Findings show the average age of respondents when they first accessed adult content was just 14 years old. And 11 years old on average when first visiting social media, 13 years old for gaming sites or apps, and 15 years old for online gambling. A further 66% of Generation Z also admitted to accessing social media sites or apps while they were below the recommended age, followed by 62% for gaming sites.
Drawing from their experiences, many in this young age group want to protect children from the negative effects of online content. More than one-in-ten (12%) of those who accessed social media and 13% who accessed gaming sites while underage, believe they were at a higher risk of becoming addicted to this content than if they had waited until they were the right age.
70% of those surveyed believe it is the responsibility of parents to ensure their children are not accessing adult content or activities underage, rising to 85% from those aged 16-17 years old.
“With social media, it’s too easy to view adult content today, even if you’re underage. But there should be stricter measures, as parents don’t always have time to check every site their child uses,” commented Paris, a 20-year-old interviewed at a focus group into online security held by IDEX Biometrics ASA. “I think content providers should introduce something on their websites to make it more difficult for kids to access this content,” continued Paris.

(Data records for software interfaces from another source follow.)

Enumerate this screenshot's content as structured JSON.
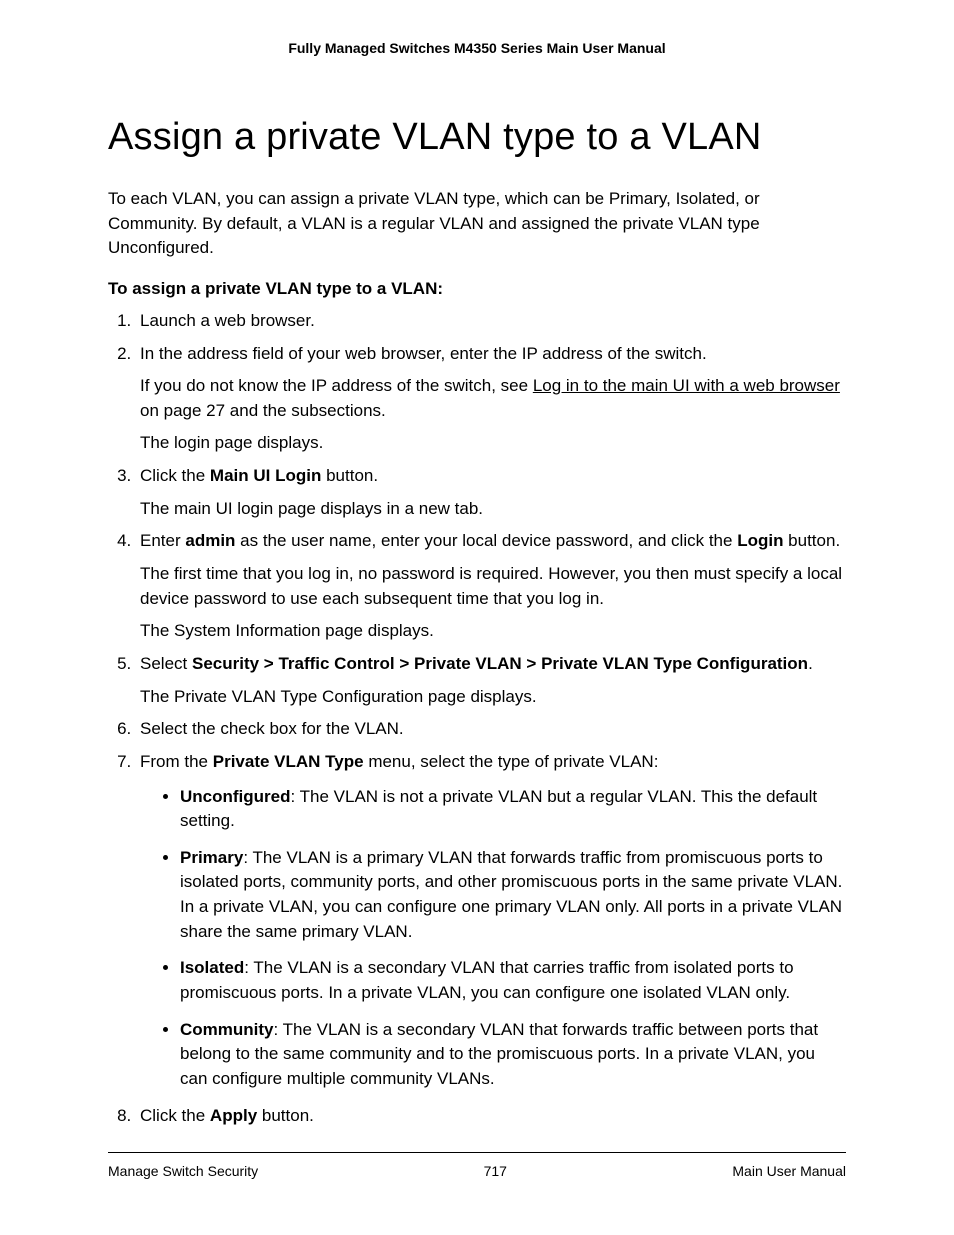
{
  "header": {
    "running": "Fully Managed Switches M4350 Series Main User Manual"
  },
  "title": "Assign a private VLAN type to a VLAN",
  "intro": "To each VLAN, you can assign a private VLAN type, which can be Primary, Isolated, or Community. By default, a VLAN is a regular VLAN and assigned the private VLAN type Unconfigured.",
  "subhead": "To assign a private VLAN type to a VLAN:",
  "steps": {
    "s1": "Launch a web browser.",
    "s2": {
      "lead": "In the address field of your web browser, enter the IP address of the switch.",
      "p1a": "If you do not know the IP address of the switch, see ",
      "p1link": "Log in to the main UI with a web browser",
      "p1b": " on page 27 and the subsections.",
      "p2": "The login page displays."
    },
    "s3": {
      "pre": "Click the ",
      "bold": "Main UI Login",
      "post": " button.",
      "p1": "The main UI login page displays in a new tab."
    },
    "s4": {
      "pre": "Enter ",
      "b1": "admin",
      "mid": " as the user name, enter your local device password, and click the ",
      "b2": "Login",
      "post": " button.",
      "p1": "The first time that you log in, no password is required. However, you then must specify a local device password to use each subsequent time that you log in.",
      "p2": "The System Information page displays."
    },
    "s5": {
      "pre": "Select ",
      "bold": "Security > Traffic Control > Private VLAN > Private VLAN Type Configuration",
      "post": ".",
      "p1": "The Private VLAN Type Configuration page displays."
    },
    "s6": "Select the check box for the VLAN.",
    "s7": {
      "pre": "From the ",
      "bold": "Private VLAN Type",
      "post": " menu, select the type of private VLAN:",
      "bullets": {
        "b1": {
          "label": "Unconfigured",
          "text": ": The VLAN is not a private VLAN but a regular VLAN. This the default setting."
        },
        "b2": {
          "label": "Primary",
          "text": ": The VLAN is a primary VLAN that forwards traffic from promiscuous ports to isolated ports, community ports, and other promiscuous ports in the same private VLAN. In a private VLAN, you can configure one primary VLAN only. All ports in a private VLAN share the same primary VLAN."
        },
        "b3": {
          "label": "Isolated",
          "text": ": The VLAN is a secondary VLAN that carries traffic from isolated ports to promiscuous ports. In a private VLAN, you can configure one isolated VLAN only."
        },
        "b4": {
          "label": "Community",
          "text": ": The VLAN is a secondary VLAN that forwards traffic between ports that belong to the same community and to the promiscuous ports. In a private VLAN, you can configure multiple community VLANs."
        }
      }
    },
    "s8": {
      "pre": "Click the ",
      "bold": "Apply",
      "post": " button."
    }
  },
  "footer": {
    "left": "Manage Switch Security",
    "center": "717",
    "right": "Main User Manual"
  }
}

When questioned, four-in-ten (40%) of Generation Z believe biometrics, such as fingerprints, should be used to protect under-age children from accessing social media sites. A further 53% of those surveyed would also like to see biometric authentication used for age verification to access 18+ gaming sites.
“With more connected devices entering the family home, parents are under added pressure to protect their children online. Parents don’t have time to constantly check every website or app and it can be easy for children to falsify their date of birth to get around online age restrictions. These findings show more needs to be done by the Government and tech providers to help parents intercept children when they are most vulnerable.” comments David Orme, senior vice president at IDEX Biometrics ASA.
“A biometric fingerprint digital ID solution is an effective means to establish age-authentication for in-game payments, access to age-rated films, gambling sites and even social media. Adopting this technology would prevent vulnerable children from accessing potentially harmful content – both in smart devices and online,” adds Orme.
LEARN MORE ABOUT AGE VERIFICATION IN THIS EXCLUSIVE
TELEMEDIA VIEWPOINT VIDEO